Lisa Girlie Jordan's work differs in that it is essentially abstract portraits of organic material, being either wood, intestines, or insect carcasses. This method almost has a post-punk Georgia Okeefe or Lee Bontecou formality to it, producing very sensual and strong lines, commanding the viewer as they scan the image surfaces. Jordan's introverted, complex images like "Flowing" and "Intestinal Fortitude" are almost meditations on formality more than images mean to be read in a concise way. After lingering with the images, the viewer begins to pick up on the subconscious patterning Jordan uses, and the excellent line quality which although visually obvious is not immediately apparent as a carrier of the total piece.
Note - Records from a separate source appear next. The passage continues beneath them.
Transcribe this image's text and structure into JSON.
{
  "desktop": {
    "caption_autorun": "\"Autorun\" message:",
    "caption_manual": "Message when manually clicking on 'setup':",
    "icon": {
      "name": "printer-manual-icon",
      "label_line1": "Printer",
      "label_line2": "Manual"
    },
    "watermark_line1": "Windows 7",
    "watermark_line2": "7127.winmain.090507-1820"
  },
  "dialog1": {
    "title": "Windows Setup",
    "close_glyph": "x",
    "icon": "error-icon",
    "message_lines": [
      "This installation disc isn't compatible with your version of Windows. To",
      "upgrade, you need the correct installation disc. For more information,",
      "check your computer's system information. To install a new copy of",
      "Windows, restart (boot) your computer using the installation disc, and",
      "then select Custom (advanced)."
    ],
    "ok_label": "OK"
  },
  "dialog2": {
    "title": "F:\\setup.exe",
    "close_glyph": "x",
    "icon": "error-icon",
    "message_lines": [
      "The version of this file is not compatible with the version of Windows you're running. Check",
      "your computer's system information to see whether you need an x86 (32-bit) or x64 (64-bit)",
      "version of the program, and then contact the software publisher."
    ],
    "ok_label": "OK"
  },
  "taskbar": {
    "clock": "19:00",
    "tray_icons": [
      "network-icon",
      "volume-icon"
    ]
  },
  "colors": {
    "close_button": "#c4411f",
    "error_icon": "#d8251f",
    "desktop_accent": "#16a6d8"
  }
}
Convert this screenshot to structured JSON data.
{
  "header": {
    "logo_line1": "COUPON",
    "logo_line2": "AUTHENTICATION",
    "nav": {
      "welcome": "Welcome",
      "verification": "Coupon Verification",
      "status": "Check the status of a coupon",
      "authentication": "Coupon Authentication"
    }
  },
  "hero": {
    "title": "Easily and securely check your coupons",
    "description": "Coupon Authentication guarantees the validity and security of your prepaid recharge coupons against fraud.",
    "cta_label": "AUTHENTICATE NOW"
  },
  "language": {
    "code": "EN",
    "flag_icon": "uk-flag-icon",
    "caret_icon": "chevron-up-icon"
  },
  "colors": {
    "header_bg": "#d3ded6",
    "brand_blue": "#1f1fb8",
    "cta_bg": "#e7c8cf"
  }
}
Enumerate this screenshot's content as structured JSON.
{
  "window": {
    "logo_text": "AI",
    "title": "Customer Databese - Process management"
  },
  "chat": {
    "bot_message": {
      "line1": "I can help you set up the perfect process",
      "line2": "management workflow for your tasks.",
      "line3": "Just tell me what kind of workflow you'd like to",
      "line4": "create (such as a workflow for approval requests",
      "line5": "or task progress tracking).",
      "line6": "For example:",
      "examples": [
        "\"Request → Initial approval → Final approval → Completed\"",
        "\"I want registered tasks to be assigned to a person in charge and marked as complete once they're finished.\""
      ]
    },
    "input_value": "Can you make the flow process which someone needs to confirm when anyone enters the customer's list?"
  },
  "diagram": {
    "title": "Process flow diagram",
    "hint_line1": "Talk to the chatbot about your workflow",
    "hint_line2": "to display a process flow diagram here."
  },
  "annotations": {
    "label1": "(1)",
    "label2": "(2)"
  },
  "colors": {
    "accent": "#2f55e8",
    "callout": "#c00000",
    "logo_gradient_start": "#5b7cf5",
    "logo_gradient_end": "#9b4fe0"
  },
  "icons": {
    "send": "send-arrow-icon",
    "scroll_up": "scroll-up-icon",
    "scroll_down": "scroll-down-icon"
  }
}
More than the other graduate students, James Bibler's work immediately stands out and captivates its audience with its originality, art historical references, and sense of joviality. Bibler's work can be described as large scale works on paper which are, formally reflexive, being drawings about drawing. The images are all cartoonish mechanical constructs, half theoretical descriptions and half representations. Pieces like "Proof of Concept" are innovative constructions including vellum layers, and "Carburetor" is a burst into color for Bibler by using red line to highlight the piece. Beyond this, Bibler's work is simplistic in construction, produced in a scrawl-like style of drawing which is like a combination of Giacommeti's anxious markings and the way a child fills in space when scribbling a crayon. Over all, Bibler's work brings up acute art historical references of the Dada mechanical drawings of Man Ray, Marcel Duchamp, and Francis Picabia, as well as the general style and matter-of-factness of Phillip Guston's work. Bibler's frenetic, time-skipping, contemporary images leave an indelible mark with the confidence of being. Bibler's work is refreshing and has strong potential.
Ultimately, SOCA's MA degree must develop into a terminal Masters in Fine Art (MFA). Without this function driving the local art scene, supplanting it with new developed talent on a regular basis, challenging our "staple" artists, and providing more connections to the outside world, our community will lay rather stagnant. Artists like James Bibler, of Ohio, are perfect examples of that refreshment which graduate level talent many times brings. This certainly is not meant to be an indictment of our current community, as great talent has been consistently produced at both the high school and college level. An MFA program would stabilize the local talent pools, provide a clear "A to B" path for many younger artists, and do wonders for the generation of a local art market. With time, SOCA's annual Graduate Thesis Exhibition will include those terminal degrees, and will be a joy to experience.
"2012 Graduate Thesis Exhibition: James Bibler, Jon Detweiler, Lisa Girlie Jordan, Brian Milcinovic"
John P. Weatherhead Gallery
University of Saint Francis
May 19-June 29
For more information, please visit sf.edu/art